# YOUR INSTRUCTIONS
In the entries below, count each line holding the word "tier". Answer with the total alone.

# DATASET RECORDS

+++

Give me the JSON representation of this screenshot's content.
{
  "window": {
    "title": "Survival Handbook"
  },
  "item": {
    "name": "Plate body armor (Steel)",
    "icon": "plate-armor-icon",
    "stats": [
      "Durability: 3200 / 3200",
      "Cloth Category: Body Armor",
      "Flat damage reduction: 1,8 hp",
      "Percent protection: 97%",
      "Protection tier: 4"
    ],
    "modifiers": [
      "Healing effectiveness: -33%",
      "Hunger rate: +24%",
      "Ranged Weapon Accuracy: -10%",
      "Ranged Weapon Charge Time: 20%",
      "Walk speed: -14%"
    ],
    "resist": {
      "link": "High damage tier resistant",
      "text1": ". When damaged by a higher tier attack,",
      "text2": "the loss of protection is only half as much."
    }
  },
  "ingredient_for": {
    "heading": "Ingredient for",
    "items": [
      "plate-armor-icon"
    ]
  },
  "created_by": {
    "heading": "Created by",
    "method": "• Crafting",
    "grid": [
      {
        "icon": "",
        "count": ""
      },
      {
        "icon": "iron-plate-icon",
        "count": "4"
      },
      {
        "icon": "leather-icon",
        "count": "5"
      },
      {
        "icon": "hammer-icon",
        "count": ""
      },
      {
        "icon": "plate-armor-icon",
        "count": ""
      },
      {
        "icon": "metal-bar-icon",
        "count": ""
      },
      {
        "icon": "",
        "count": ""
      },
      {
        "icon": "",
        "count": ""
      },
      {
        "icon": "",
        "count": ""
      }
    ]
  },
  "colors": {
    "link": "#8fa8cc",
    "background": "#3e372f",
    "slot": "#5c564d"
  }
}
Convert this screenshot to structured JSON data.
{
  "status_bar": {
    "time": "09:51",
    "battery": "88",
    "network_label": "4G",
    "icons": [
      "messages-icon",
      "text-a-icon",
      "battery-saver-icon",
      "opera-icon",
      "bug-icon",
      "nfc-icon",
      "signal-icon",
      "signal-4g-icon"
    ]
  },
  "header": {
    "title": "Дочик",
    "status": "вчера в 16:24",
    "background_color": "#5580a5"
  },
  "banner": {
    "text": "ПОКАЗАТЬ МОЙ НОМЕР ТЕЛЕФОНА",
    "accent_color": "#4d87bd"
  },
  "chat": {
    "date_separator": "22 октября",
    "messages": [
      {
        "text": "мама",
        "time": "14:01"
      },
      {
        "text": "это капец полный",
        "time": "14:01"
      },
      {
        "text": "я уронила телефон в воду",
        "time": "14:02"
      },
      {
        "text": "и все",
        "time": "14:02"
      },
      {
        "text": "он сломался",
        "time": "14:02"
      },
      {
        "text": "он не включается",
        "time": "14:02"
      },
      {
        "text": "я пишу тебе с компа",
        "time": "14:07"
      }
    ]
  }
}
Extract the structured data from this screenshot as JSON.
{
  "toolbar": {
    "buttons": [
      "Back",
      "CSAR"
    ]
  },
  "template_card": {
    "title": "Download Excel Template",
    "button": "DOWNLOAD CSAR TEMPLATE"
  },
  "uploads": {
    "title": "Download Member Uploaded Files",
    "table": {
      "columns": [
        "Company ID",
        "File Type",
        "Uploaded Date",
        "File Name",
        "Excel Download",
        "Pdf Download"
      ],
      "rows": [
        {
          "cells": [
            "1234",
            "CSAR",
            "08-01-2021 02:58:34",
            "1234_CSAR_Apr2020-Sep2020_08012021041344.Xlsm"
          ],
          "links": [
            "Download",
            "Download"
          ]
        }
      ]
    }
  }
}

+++

# EXERCISE SOLUTION
3